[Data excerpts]

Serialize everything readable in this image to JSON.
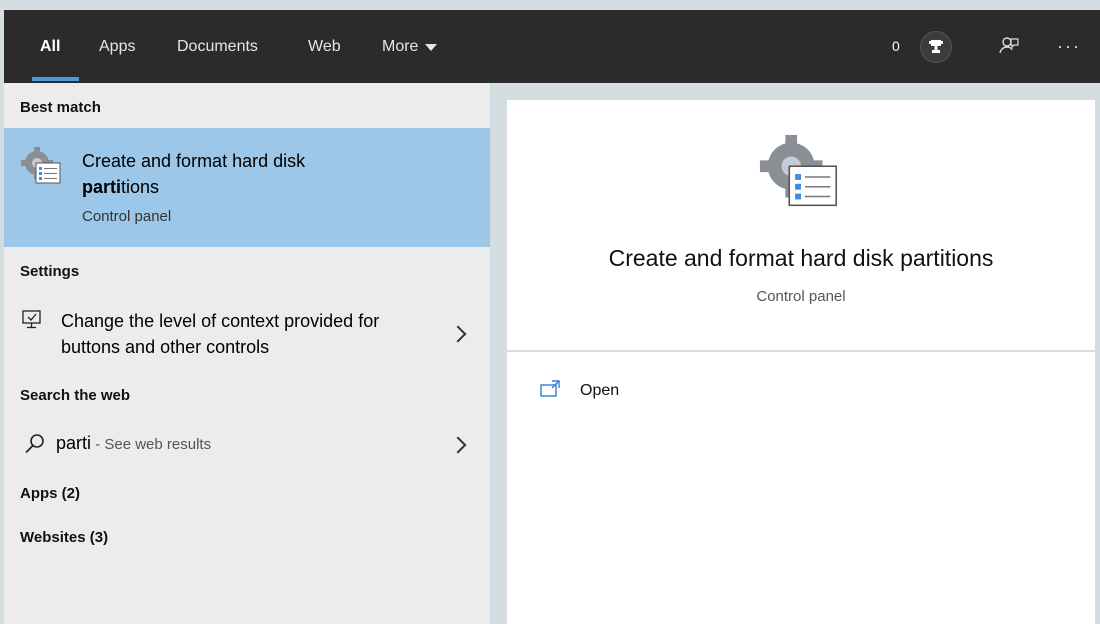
{
  "tabs": [
    {
      "label": "All",
      "active": true
    },
    {
      "label": "Apps",
      "active": false
    },
    {
      "label": "Documents",
      "active": false
    },
    {
      "label": "Web",
      "active": false
    },
    {
      "label": "More",
      "active": false
    }
  ],
  "header": {
    "points": "0",
    "trophy_icon": "trophy-icon",
    "feedback_icon": "feedback-icon",
    "more_icon": "ellipsis-icon",
    "accent_color": "#4a9be0"
  },
  "left": {
    "best_match_heading": "Best match",
    "best_match": {
      "title_prefix": "Create and format hard disk",
      "title_match": "parti",
      "title_suffix": "tions",
      "subtitle": "Control panel",
      "icon": "control-panel-gear-icon",
      "highlight_color": "#9cc7e8"
    },
    "settings_heading": "Settings",
    "settings_item": {
      "label": "Change the level of context provided for buttons and other controls",
      "icon": "ease-of-access-icon"
    },
    "web_heading": "Search the web",
    "web_item": {
      "query": "parti",
      "hint": " - See web results",
      "icon": "search-icon"
    },
    "apps_heading": "Apps (2)",
    "websites_heading": "Websites (3)"
  },
  "preview": {
    "title": "Create and format hard disk partitions",
    "subtitle": "Control panel",
    "icon": "control-panel-gear-icon",
    "actions": [
      {
        "label": "Open",
        "icon": "open-window-icon"
      }
    ]
  }
}
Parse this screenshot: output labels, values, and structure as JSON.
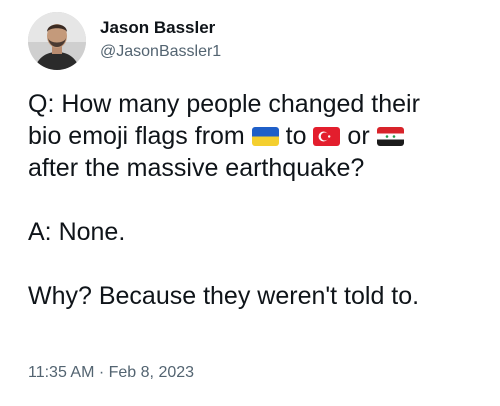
{
  "author": {
    "display_name": "Jason Bassler",
    "handle": "@JasonBassler1"
  },
  "tweet": {
    "q_line1": "Q: How many people changed their",
    "q_line2_a": "bio emoji flags from",
    "q_line2_b": "to",
    "q_line2_c": "or",
    "q_line3": "after the massive earthquake?",
    "answer": "A: None.",
    "followup": "Why? Because they weren't told to.",
    "flags": [
      "ukraine-flag-icon",
      "turkey-flag-icon",
      "syria-flag-icon"
    ]
  },
  "meta": {
    "timestamp": "11:35 AM · Feb 8, 2023"
  },
  "colors": {
    "text": "#0f1419",
    "secondary": "#536471"
  }
}
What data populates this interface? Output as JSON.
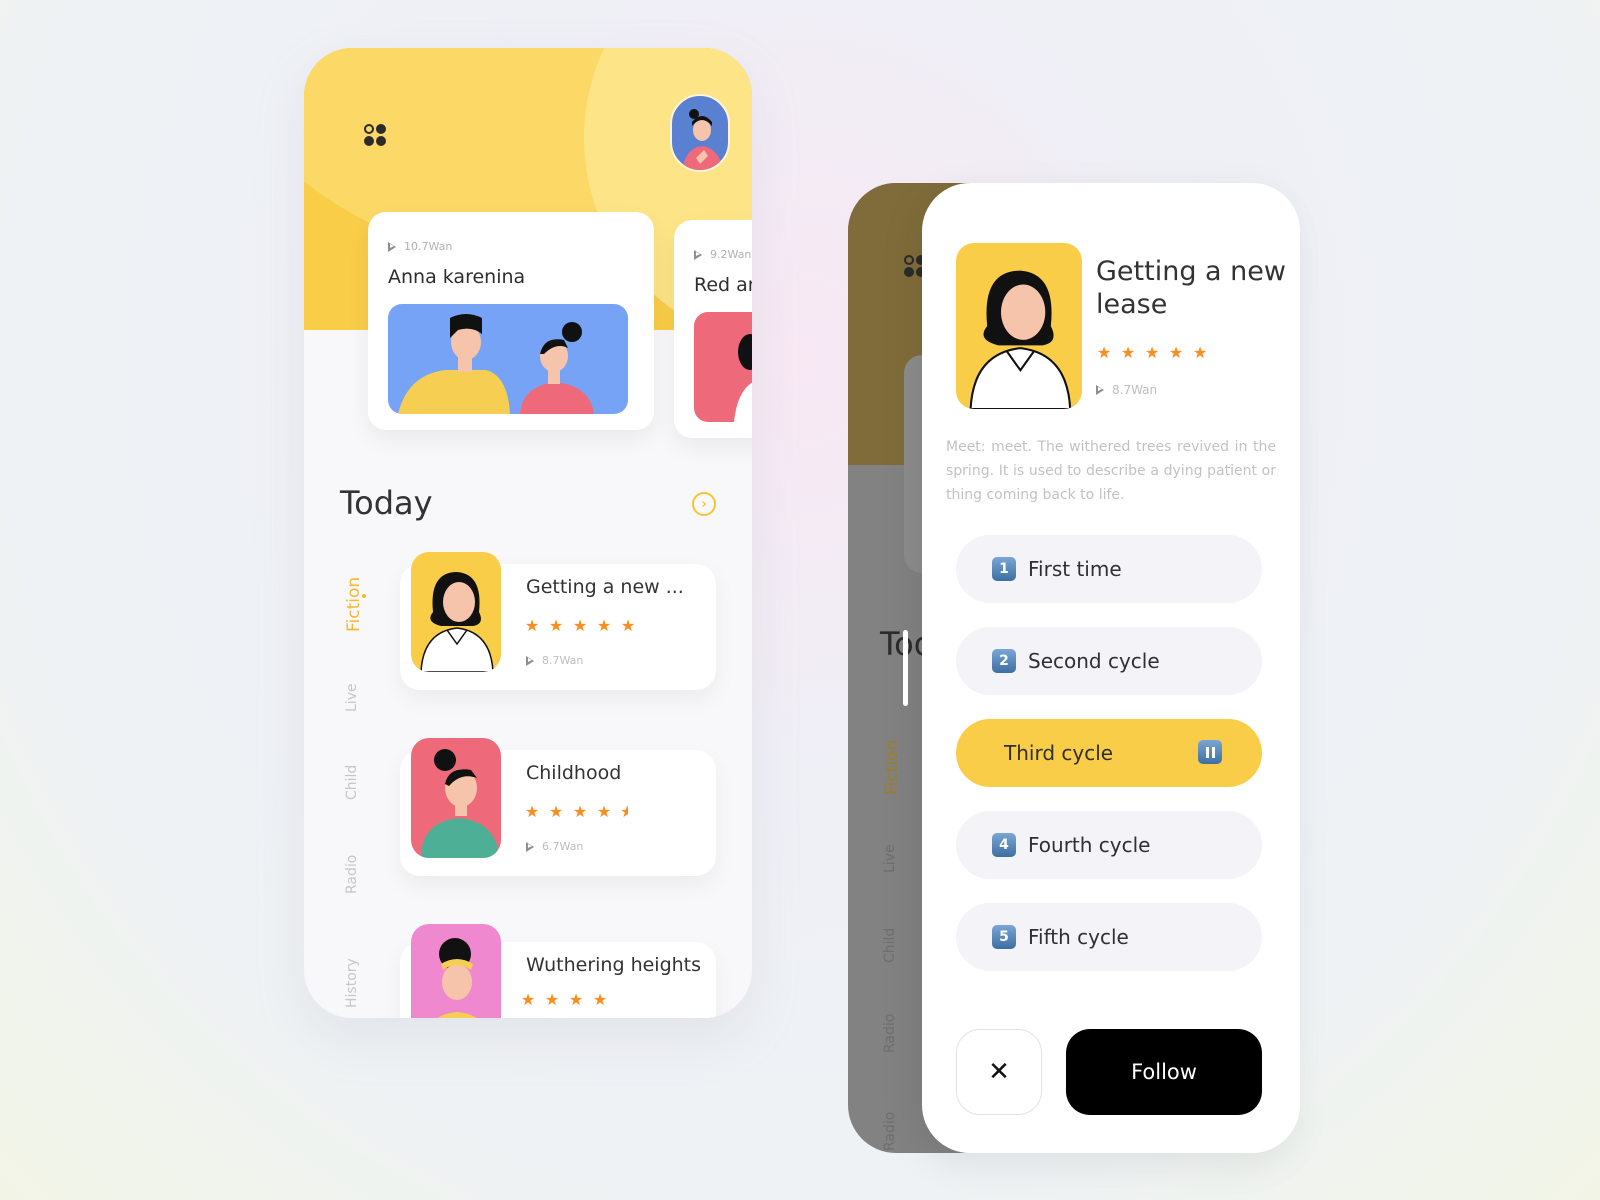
{
  "home": {
    "featured": [
      {
        "plays": "10.7Wan",
        "title": "Anna karenina"
      },
      {
        "plays": "9.2Wan",
        "title": "Red and Black"
      }
    ],
    "section_title": "Today",
    "category_tabs": [
      "Fiction",
      "Live",
      "Child",
      "Radio",
      "History"
    ],
    "active_tab": "Fiction",
    "books": [
      {
        "title": "Getting a new ...",
        "rating": 5,
        "plays": "8.7Wan",
        "cover_color": "#f9cd48"
      },
      {
        "title": "Childhood",
        "rating": 4.5,
        "plays": "6.7Wan",
        "cover_color": "#ee6a7b"
      },
      {
        "title": "Wuthering heights",
        "rating": 4,
        "plays": "",
        "cover_color": "#ef88cf"
      }
    ]
  },
  "detail": {
    "title": "Getting a new lease",
    "rating": 5,
    "plays": "8.7Wan",
    "description": "Meet: meet. The withered trees revived in the spring. It is used to describe a dying patient or thing coming back to life.",
    "episodes": [
      {
        "num": "1",
        "label": "First time",
        "active": false
      },
      {
        "num": "2",
        "label": "Second cycle",
        "active": false
      },
      {
        "num": "3",
        "label": "Third cycle",
        "active": true
      },
      {
        "num": "4",
        "label": "Fourth cycle",
        "active": false
      },
      {
        "num": "5",
        "label": "Fifth cycle",
        "active": false
      }
    ],
    "close_label": "✕",
    "follow_label": "Follow",
    "background_section_title": "Today",
    "background_tabs": [
      "Fiction",
      "Live",
      "Child",
      "Radio",
      "Radio"
    ]
  },
  "colors": {
    "accent_yellow": "#f9cd48",
    "star_orange": "#fb8c1e",
    "active_tab": "#f5b82e",
    "follow_bg": "#000000"
  }
}
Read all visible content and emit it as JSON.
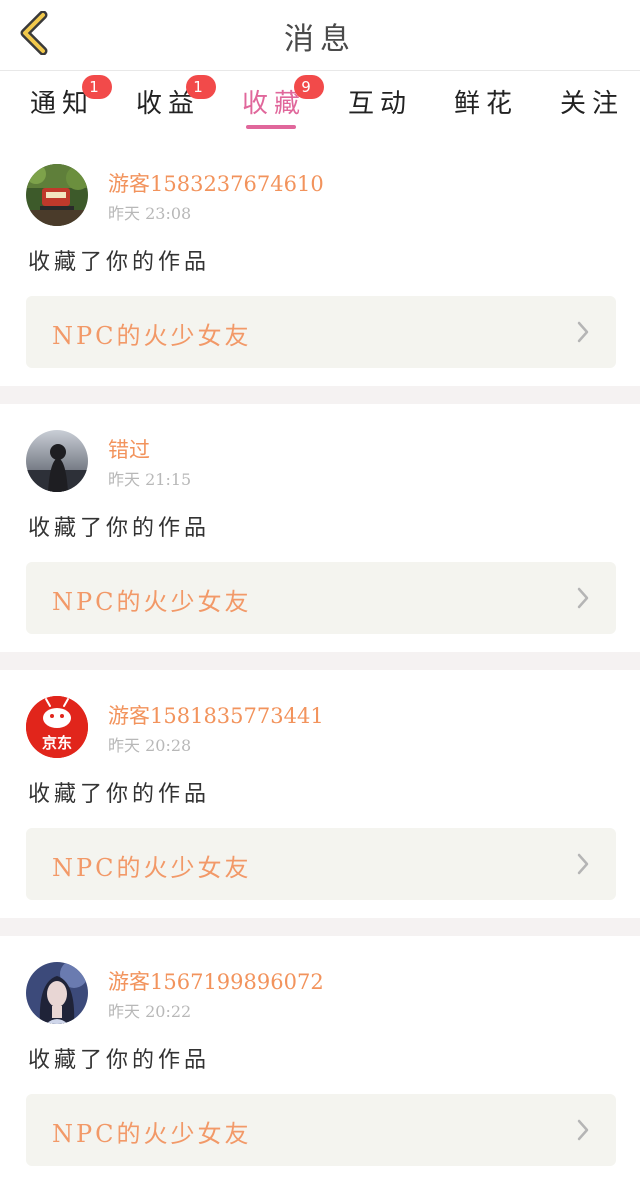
{
  "header": {
    "title": "消息",
    "back_icon": "chevron-left-icon"
  },
  "tabs": [
    {
      "label": "通知",
      "badge": "1"
    },
    {
      "label": "收益",
      "badge": "1"
    },
    {
      "label": "收藏",
      "badge": "9",
      "active": true
    },
    {
      "label": "互动"
    },
    {
      "label": "鲜花"
    },
    {
      "label": "关注"
    }
  ],
  "colors": {
    "accent": "#e0679b",
    "username": "#f2935c",
    "badge": "#f24a4a",
    "work_bg": "#f4f4ef"
  },
  "messages": [
    {
      "user": "游客1583237674610",
      "time": "昨天 23:08",
      "action": "收藏了你的作品",
      "work": "NPC的火少女友",
      "avatar": "train-photo-avatar"
    },
    {
      "user": "错过",
      "time": "昨天 21:15",
      "action": "收藏了你的作品",
      "work": "NPC的火少女友",
      "avatar": "girl-silhouette-avatar"
    },
    {
      "user": "游客1581835773441",
      "time": "昨天 20:28",
      "action": "收藏了你的作品",
      "work": "NPC的火少女友",
      "avatar": "jd-logo-avatar",
      "avatar_text": "京东"
    },
    {
      "user": "游客1567199896072",
      "time": "昨天 20:22",
      "action": "收藏了你的作品",
      "work": "NPC的火少女友",
      "avatar": "portrait-avatar"
    }
  ]
}
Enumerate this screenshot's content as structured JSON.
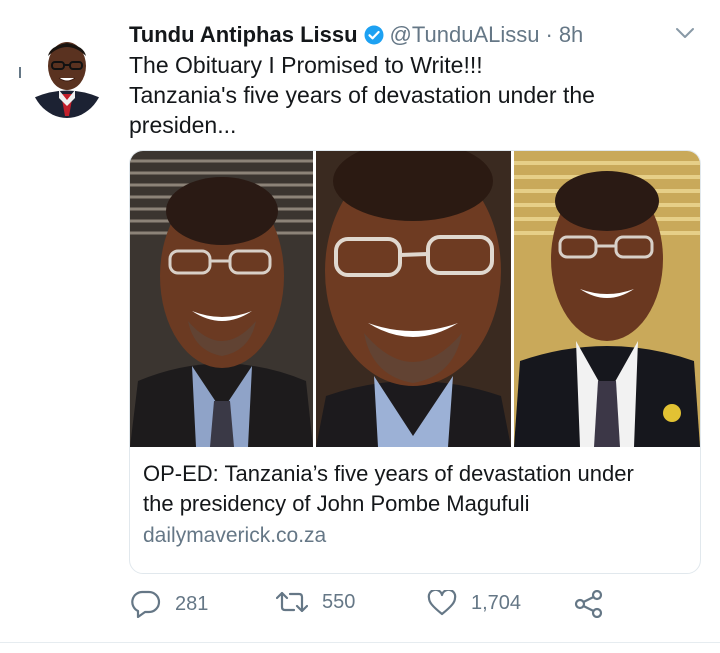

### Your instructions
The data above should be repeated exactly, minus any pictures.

### Task answer
Serialize everything readable in this image to JSON.
{
  "tabs": [
    {
      "label": "All",
      "active": true
    },
    {
      "label": "Apps",
      "active": false
    },
    {
      "label": "Documents",
      "active": false
    },
    {
      "label": "Web",
      "active": false
    },
    {
      "label": "More",
      "active": false
    }
  ],
  "header": {
    "points": "0",
    "trophy_icon": "trophy-icon",
    "feedback_icon": "feedback-icon",
    "more_icon": "ellipsis-icon",
    "accent_color": "#4a9be0"
  },
  "left": {
    "best_match_heading": "Best match",
    "best_match": {
      "title_prefix": "Create and format hard disk",
      "title_match": "parti",
      "title_suffix": "tions",
      "subtitle": "Control panel",
      "icon": "control-panel-gear-icon",
      "highlight_color": "#9cc7e8"
    },
    "settings_heading": "Settings",
    "settings_item": {
      "label": "Change the level of context provided for buttons and other controls",
      "icon": "ease-of-access-icon"
    },
    "web_heading": "Search the web",
    "web_item": {
      "query": "parti",
      "hint": " - See web results",
      "icon": "search-icon"
    },
    "apps_heading": "Apps (2)",
    "websites_heading": "Websites (3)"
  },
  "preview": {
    "title": "Create and format hard disk partitions",
    "subtitle": "Control panel",
    "icon": "control-panel-gear-icon",
    "actions": [
      {
        "label": "Open",
        "icon": "open-window-icon"
      }
    ]
  }
}
Parse this screenshot: output labels, values, and structure as JSON.
{
  "author": {
    "display_name": "Jason Bassler",
    "handle": "@JasonBassler1"
  },
  "tweet": {
    "q_line1": "Q: How many people changed their",
    "q_line2_a": "bio emoji flags from",
    "q_line2_b": "to",
    "q_line2_c": "or",
    "q_line3": "after the massive earthquake?",
    "answer": "A: None.",
    "followup": "Why? Because they weren't told to.",
    "flags": [
      "ukraine-flag-icon",
      "turkey-flag-icon",
      "syria-flag-icon"
    ]
  },
  "meta": {
    "timestamp": "11:35 AM · Feb 8, 2023"
  },
  "colors": {
    "text": "#0f1419",
    "secondary": "#536471"
  }
}
What data populates this interface? Output as JSON.
{
  "home": {
    "featured": [
      {
        "plays": "10.7Wan",
        "title": "Anna karenina"
      },
      {
        "plays": "9.2Wan",
        "title": "Red and Black"
      }
    ],
    "section_title": "Today",
    "category_tabs": [
      "Fiction",
      "Live",
      "Child",
      "Radio",
      "History"
    ],
    "active_tab": "Fiction",
    "books": [
      {
        "title": "Getting a new ...",
        "rating": 5,
        "plays": "8.7Wan",
        "cover_color": "#f9cd48"
      },
      {
        "title": "Childhood",
        "rating": 4.5,
        "plays": "6.7Wan",
        "cover_color": "#ee6a7b"
      },
      {
        "title": "Wuthering heights",
        "rating": 4,
        "plays": "",
        "cover_color": "#ef88cf"
      }
    ]
  },
  "detail": {
    "title": "Getting a new lease",
    "rating": 5,
    "plays": "8.7Wan",
    "description": "Meet: meet. The withered trees revived in the spring. It is used to describe a dying patient or thing coming back to life.",
    "episodes": [
      {
        "num": "1",
        "label": "First time",
        "active": false
      },
      {
        "num": "2",
        "label": "Second cycle",
        "active": false
      },
      {
        "num": "3",
        "label": "Third cycle",
        "active": true
      },
      {
        "num": "4",
        "label": "Fourth cycle",
        "active": false
      },
      {
        "num": "5",
        "label": "Fifth cycle",
        "active": false
      }
    ],
    "close_label": "✕",
    "follow_label": "Follow",
    "background_section_title": "Today",
    "background_tabs": [
      "Fiction",
      "Live",
      "Child",
      "Radio",
      "Radio"
    ]
  },
  "colors": {
    "accent_yellow": "#f9cd48",
    "star_orange": "#fb8c1e",
    "active_tab": "#f5b82e",
    "follow_bg": "#000000"
  }
}
Read all visible content and emit it as JSON.
{
  "header": {
    "title": "消息",
    "back_icon": "chevron-left-icon"
  },
  "tabs": [
    {
      "label": "通知",
      "badge": "1"
    },
    {
      "label": "收益",
      "badge": "1"
    },
    {
      "label": "收藏",
      "badge": "9",
      "active": true
    },
    {
      "label": "互动"
    },
    {
      "label": "鲜花"
    },
    {
      "label": "关注"
    }
  ],
  "colors": {
    "accent": "#e0679b",
    "username": "#f2935c",
    "badge": "#f24a4a",
    "work_bg": "#f4f4ef"
  },
  "messages": [
    {
      "user": "游客1583237674610",
      "time": "昨天 23:08",
      "action": "收藏了你的作品",
      "work": "NPC的火少女友",
      "avatar": "train-photo-avatar"
    },
    {
      "user": "错过",
      "time": "昨天 21:15",
      "action": "收藏了你的作品",
      "work": "NPC的火少女友",
      "avatar": "girl-silhouette-avatar"
    },
    {
      "user": "游客1581835773441",
      "time": "昨天 20:28",
      "action": "收藏了你的作品",
      "work": "NPC的火少女友",
      "avatar": "jd-logo-avatar",
      "avatar_text": "京东"
    },
    {
      "user": "游客1567199896072",
      "time": "昨天 20:22",
      "action": "收藏了你的作品",
      "work": "NPC的火少女友",
      "avatar": "portrait-avatar"
    }
  ]
}
Enumerate this screenshot's content as structured JSON.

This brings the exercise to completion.